At least three pro women's hockey leagues "are looking to hit the ice in the next couple of years," according to Ken Campbell of the HOCKEY NEWS. Campbell reports that "some people think there is big money to be made from it." Among the fledgling leagues are the Women's Pro Hockey League, which claims to have "substantial financial backing and received signed letters of intent from 16 of 20 top American players." In addition, the U.S. Women's Pro Hockey League wants to begin with a ten-team exhibition schedule before expanding to 26 teams in four divisions, including teams in Honolulu, Edmonton, Biloxi and Beijing (HOCKEY NEWS, 10/17). In Hartford, Tommy Hine reported that the Women's Pro Hockey League "will debut next spring," with six teams, three each in Canada and the U.S. One franchise will be owned by former Penguins Owner Jack McGregor.
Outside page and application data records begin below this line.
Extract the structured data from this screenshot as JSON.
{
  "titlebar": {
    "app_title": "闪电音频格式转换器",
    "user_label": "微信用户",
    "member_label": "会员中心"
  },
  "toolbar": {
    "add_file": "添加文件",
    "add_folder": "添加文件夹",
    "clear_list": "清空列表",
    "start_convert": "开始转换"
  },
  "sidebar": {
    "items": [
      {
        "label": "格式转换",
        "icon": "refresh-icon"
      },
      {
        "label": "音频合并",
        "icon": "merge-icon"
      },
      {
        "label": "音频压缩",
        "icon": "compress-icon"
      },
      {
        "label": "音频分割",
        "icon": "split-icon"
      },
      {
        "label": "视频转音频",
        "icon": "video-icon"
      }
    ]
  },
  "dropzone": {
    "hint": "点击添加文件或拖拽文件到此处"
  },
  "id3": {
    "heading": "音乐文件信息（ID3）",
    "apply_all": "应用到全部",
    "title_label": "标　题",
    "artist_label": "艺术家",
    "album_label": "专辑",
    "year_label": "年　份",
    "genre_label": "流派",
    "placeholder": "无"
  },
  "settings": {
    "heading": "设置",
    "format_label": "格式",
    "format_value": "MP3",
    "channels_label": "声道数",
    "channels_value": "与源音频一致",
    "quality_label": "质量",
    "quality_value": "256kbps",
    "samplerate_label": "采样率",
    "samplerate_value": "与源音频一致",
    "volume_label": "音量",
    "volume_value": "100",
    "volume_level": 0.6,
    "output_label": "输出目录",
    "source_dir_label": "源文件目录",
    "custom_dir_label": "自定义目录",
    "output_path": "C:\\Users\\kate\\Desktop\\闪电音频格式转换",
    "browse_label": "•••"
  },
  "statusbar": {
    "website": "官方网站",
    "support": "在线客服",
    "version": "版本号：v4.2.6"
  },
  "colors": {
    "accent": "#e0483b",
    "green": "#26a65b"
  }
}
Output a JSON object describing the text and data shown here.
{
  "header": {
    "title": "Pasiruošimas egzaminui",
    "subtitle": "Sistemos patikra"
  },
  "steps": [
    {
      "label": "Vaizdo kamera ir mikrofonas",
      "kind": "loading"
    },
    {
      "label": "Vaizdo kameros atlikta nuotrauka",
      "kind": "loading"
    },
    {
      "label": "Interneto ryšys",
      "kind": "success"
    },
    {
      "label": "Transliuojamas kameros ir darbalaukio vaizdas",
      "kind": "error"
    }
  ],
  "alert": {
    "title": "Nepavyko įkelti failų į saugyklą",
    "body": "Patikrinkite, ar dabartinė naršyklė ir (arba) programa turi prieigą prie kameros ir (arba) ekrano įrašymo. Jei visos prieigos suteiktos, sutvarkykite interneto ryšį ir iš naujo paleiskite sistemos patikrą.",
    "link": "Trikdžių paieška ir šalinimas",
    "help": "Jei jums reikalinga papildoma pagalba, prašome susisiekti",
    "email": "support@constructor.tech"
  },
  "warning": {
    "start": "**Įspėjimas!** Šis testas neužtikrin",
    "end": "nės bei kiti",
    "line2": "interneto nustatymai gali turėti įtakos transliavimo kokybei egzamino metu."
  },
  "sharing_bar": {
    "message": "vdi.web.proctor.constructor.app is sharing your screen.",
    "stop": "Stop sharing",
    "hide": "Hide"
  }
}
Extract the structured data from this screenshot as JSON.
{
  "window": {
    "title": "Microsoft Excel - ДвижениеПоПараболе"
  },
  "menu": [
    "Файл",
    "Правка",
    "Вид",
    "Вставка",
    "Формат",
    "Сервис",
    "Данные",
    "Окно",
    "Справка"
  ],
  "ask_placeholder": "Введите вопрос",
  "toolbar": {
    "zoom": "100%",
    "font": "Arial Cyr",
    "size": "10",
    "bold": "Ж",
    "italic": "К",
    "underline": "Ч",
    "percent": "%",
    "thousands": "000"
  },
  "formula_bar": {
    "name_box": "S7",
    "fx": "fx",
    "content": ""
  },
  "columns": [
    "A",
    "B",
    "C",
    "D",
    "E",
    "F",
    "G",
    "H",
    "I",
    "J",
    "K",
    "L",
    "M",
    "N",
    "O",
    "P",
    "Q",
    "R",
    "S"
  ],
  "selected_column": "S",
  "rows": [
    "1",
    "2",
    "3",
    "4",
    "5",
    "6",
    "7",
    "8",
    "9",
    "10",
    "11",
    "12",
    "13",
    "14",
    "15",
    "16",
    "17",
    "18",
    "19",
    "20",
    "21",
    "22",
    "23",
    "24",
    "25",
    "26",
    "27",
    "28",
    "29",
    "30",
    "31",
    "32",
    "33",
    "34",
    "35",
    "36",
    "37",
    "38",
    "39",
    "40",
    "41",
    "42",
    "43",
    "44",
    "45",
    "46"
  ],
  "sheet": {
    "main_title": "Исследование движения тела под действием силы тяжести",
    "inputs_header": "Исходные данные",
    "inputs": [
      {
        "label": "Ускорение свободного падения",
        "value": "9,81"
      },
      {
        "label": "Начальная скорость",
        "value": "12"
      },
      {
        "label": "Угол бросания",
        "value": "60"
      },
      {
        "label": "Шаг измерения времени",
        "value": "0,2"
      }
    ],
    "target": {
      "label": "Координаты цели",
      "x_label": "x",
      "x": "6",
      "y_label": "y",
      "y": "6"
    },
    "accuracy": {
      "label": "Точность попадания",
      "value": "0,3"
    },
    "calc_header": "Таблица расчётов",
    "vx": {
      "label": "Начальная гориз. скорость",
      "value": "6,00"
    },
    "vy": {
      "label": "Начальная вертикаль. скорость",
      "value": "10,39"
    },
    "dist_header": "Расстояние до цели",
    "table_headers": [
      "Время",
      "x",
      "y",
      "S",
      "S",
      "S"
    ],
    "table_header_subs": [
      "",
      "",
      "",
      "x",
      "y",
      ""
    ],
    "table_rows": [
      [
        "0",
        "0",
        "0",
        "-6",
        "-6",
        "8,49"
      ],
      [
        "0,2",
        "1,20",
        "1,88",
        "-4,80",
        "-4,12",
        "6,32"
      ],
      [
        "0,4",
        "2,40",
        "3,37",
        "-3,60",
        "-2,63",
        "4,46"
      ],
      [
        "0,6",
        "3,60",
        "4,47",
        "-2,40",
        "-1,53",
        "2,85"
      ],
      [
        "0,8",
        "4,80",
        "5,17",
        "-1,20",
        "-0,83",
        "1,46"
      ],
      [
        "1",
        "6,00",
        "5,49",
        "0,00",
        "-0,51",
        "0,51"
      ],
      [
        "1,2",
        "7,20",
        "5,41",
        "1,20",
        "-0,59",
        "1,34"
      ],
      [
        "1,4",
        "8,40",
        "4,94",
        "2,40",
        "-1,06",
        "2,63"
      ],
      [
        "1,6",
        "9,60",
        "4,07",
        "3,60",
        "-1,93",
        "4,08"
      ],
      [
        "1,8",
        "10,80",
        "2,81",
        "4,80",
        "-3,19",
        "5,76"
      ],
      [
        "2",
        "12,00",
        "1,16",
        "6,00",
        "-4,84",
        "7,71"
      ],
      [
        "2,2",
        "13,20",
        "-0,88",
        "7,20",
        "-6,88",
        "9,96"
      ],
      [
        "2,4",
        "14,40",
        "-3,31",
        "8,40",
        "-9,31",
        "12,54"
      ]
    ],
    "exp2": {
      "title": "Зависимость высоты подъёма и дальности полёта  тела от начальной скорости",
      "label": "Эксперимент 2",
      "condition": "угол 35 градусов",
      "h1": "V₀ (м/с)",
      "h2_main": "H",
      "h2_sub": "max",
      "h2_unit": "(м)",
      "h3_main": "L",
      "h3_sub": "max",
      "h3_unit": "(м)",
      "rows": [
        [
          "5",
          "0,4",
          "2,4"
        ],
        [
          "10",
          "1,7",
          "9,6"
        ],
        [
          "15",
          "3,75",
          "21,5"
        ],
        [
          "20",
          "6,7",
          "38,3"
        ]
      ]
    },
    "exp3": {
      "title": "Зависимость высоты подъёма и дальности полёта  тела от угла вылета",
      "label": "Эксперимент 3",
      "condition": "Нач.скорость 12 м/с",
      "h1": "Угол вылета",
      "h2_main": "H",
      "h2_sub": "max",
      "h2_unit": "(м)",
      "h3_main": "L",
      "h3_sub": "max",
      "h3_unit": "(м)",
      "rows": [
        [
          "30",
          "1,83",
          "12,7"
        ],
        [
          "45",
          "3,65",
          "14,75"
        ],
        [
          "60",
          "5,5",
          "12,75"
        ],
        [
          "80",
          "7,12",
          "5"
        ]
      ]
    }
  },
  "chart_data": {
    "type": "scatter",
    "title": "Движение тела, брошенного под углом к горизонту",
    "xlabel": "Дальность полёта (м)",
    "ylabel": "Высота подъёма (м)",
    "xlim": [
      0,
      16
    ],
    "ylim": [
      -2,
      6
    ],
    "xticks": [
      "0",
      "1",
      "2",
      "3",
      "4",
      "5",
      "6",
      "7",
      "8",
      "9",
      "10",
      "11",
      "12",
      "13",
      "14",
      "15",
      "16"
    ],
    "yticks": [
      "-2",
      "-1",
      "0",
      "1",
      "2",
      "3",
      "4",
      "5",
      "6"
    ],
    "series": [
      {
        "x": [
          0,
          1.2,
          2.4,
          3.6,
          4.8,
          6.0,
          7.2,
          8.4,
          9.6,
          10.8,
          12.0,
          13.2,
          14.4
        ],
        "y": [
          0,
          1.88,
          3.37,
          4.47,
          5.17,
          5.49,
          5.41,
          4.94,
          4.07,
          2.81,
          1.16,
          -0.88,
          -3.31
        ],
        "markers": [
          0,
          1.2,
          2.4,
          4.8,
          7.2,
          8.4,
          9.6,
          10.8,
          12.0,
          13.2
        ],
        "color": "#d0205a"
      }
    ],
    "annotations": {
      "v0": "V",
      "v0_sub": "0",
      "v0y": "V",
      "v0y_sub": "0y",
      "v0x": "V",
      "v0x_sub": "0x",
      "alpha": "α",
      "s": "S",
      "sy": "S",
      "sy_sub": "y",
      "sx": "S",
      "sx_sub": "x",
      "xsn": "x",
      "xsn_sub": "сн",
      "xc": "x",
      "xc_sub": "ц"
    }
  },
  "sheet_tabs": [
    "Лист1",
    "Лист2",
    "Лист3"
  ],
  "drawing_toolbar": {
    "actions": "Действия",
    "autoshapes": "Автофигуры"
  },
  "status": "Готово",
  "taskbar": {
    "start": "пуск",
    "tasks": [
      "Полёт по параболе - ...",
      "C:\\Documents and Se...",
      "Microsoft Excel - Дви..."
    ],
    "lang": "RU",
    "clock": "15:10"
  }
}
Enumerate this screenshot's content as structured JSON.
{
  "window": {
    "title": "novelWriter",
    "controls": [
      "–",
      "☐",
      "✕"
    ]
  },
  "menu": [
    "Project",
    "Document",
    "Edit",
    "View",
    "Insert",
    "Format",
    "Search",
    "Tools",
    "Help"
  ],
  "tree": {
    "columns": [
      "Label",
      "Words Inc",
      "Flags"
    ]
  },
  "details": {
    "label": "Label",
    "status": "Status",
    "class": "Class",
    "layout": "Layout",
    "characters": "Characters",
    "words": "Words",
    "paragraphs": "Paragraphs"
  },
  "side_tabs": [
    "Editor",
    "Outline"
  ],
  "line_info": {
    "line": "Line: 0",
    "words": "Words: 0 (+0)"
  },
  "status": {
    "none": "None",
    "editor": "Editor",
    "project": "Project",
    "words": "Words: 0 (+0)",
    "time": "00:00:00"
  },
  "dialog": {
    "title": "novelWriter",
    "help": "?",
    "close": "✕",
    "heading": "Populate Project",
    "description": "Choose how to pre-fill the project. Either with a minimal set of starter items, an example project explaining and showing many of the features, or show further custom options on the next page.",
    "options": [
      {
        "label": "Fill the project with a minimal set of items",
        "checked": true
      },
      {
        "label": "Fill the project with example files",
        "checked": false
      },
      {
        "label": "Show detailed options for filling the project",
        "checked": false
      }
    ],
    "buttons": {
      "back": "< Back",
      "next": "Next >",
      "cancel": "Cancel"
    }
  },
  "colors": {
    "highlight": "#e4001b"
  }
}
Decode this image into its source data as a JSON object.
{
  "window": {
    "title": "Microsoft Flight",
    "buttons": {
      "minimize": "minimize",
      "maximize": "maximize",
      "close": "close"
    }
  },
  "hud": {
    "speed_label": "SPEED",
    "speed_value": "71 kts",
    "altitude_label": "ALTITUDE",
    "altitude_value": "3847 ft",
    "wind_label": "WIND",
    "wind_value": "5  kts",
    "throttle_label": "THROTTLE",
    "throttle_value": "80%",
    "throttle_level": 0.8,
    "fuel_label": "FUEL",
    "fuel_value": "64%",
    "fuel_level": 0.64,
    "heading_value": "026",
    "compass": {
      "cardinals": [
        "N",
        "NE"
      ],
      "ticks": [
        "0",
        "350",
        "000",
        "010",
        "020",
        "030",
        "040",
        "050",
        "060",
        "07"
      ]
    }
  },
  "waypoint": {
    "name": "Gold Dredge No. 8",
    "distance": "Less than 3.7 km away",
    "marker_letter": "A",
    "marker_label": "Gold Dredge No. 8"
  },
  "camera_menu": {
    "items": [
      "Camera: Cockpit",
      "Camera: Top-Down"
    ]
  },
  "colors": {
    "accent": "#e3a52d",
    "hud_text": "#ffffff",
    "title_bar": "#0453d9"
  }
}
WPHL President Ed Saunders: "At this point, we have identified several franchises. Right now, Connecticut is our strongest candidate." WPHL players would "average $500 a week, with top players earning $1,000 (HARTFORD COURANT, 10/8).
NFL: In L.A., Bill Plaschke writes of spending time with 28 L.A. youngsters talking about the NFL and the open L.A. market. Plaschke writes that while "many of them love the sport," he was hearing the "sound of future ticket and merchandising dollars slipping away with every year" the NFL is not in L.A. Plaschke: "This is a generation that is being lost. ... The NFL needs Los Angeles more than Los Angeles needs the NFL" (L.A. TIMES, 10/17)....After NFL Commissioner Paul Tagliabue mentioned Houston as a possible expansion city, prospective Houston team Owner Robert McNair said, "The question now is do we have the resolve to go forward?" (HOUSTON CHRONICLE, 10/17). MLB: Throwing out the first pitch for Game One of the World Series will be 21-year-old Jackie Robinson/GE Fund Scholar Shomari Dakatari Dailey (MLB). LPGA: The LPGA Tournament of Champions "pulled out" of South FL and will become a season-ending event. Robert Trent Jones Golf Trail in Alabama will sponsor and host the event from October 8-11. Chrysler Plymouth didn't renew as title sponsor after one year as host of the FL event (Fort Lauderdale SUN-SENTINEL, 10/16). LISTENING TO ASIA? Former Cowboy Preston Pearson of TX- based Pro-Style Associates, together with two other partners, "are searching for investors in a new Asia-Pacific Football League," according to Welch Suggs of the DALLAS BUSINESS JOURNAL. The league is looking for $5.5M to begin play in six Pacific Rim cities. The APFL, headquartered in Dallas, is scheduled to begin play in October '98, and plans to hold a training camp "somewhere in Texas" next summer (DALLAS BUSINESS JOURNAL, 10/13 issue).
Former Patriots Owner Victor Kiam testified yesterday in the St. Louis Convention and Visitor Commission's (CVC) $130M lawsuit against the NFL, according to Lhotka & O'Neil of the ST. LOUIS POST-DISPATCH. Kiam said that between '90 and '92 he tried three times to move the team but was "blocked each time by the NFL." Kiam claimed that his team "met NFL's usual criteria to move: It was losing money and fan attendance was declining." But NFL lawyers "pointed during cross-examination to the Patriots' losing record and the team's sexual harassment scandal involving a female sports writers as reasons for lost fan support." Kiam said league execs prevented him from relocating to Jacksonville, San Antonio or Baltimore during his tenure and he said that he lost $30M while owning the team. Kiam: "[NFL] Commissioner [Paul] Tagliabue said, 'You don't meet the guidelines,' all of which are subjective. I never had a chance." Under cross examination, Kiam "defended himself in a sexual harassment scandal" involving former Boston Herald reporter Lisa Olson that began in '90. Lawyers also noted that Kiam inherited a team that went to the Super Bowl in the '85 season, went 1-15 during his tenure "and back to the Super Bowl last January" and currently has a waiting list for season-tickets (ST. LOUIS POST-DISPATCH, 10/17). On Wednesday, several NFL owners, on videotaped, gave "varying" testimony on "why they voted as they did" in March and April of '95 when the Rams' move to St. Louis was first rejected and then approved (ST. LOUIS POST-DISPATCH, 10/16).